Without carrying over a single picture, write out the records below exactly.

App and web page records
━━━━━━

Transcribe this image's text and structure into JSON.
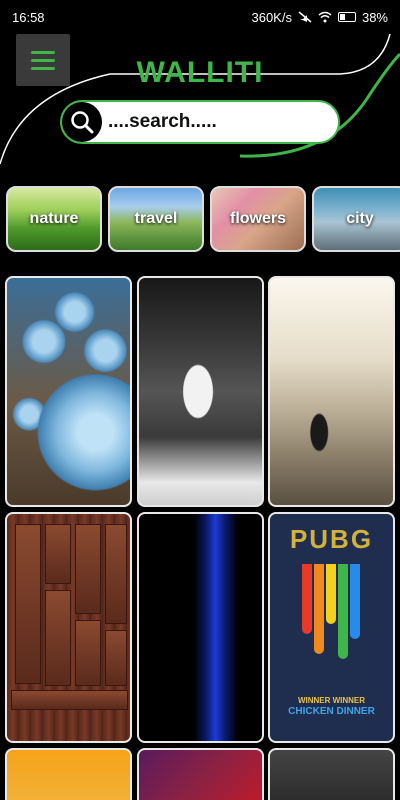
{
  "status_bar": {
    "time": "16:58",
    "network_speed": "360K/s",
    "battery_percent": "38%",
    "battery_level": 0.38,
    "icons": [
      "mute-icon",
      "wifi-icon",
      "battery-icon"
    ]
  },
  "header": {
    "title": "WALLITI",
    "menu_icon": "hamburger-menu-icon",
    "accent_color": "#3fb54a"
  },
  "search": {
    "placeholder": "....search....."
  },
  "categories": [
    {
      "label": "nature"
    },
    {
      "label": "travel"
    },
    {
      "label": "flowers"
    },
    {
      "label": "city"
    }
  ],
  "wallpapers": [
    {
      "subject": "blue-spheres"
    },
    {
      "subject": "a-simple-life-mug"
    },
    {
      "subject": "cyclist-street"
    },
    {
      "subject": "wooden-panels"
    },
    {
      "subject": "blue-light-lines"
    },
    {
      "subject": "pubg-chicken-dinner",
      "text_main": "PUBG",
      "text_line1": "WINNER WINNER",
      "text_line2": "CHICKEN DINNER"
    },
    {
      "subject": "orange"
    },
    {
      "subject": "purple-red-gradient"
    },
    {
      "subject": "dark-gray"
    }
  ]
}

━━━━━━

EXERCISE OUTPUT:
Transcribe this image's text and structure into JSON.
{
  "status_bar": {
    "time": "16:58",
    "network_speed": "360K/s",
    "battery_percent": "38%",
    "battery_level": 0.38,
    "icons": [
      "mute-icon",
      "wifi-icon",
      "battery-icon"
    ]
  },
  "header": {
    "title": "WALLITI",
    "menu_icon": "hamburger-menu-icon",
    "accent_color": "#3fb54a"
  },
  "search": {
    "placeholder": "....search....."
  },
  "categories": [
    {
      "label": "nature"
    },
    {
      "label": "travel"
    },
    {
      "label": "flowers"
    },
    {
      "label": "city"
    }
  ],
  "wallpapers": [
    {
      "subject": "blue-spheres"
    },
    {
      "subject": "a-simple-life-mug"
    },
    {
      "subject": "cyclist-street"
    },
    {
      "subject": "wooden-panels"
    },
    {
      "subject": "blue-light-lines"
    },
    {
      "subject": "pubg-chicken-dinner",
      "text_main": "PUBG",
      "text_line1": "WINNER WINNER",
      "text_line2": "CHICKEN DINNER"
    },
    {
      "subject": "orange"
    },
    {
      "subject": "purple-red-gradient"
    },
    {
      "subject": "dark-gray"
    }
  ]
}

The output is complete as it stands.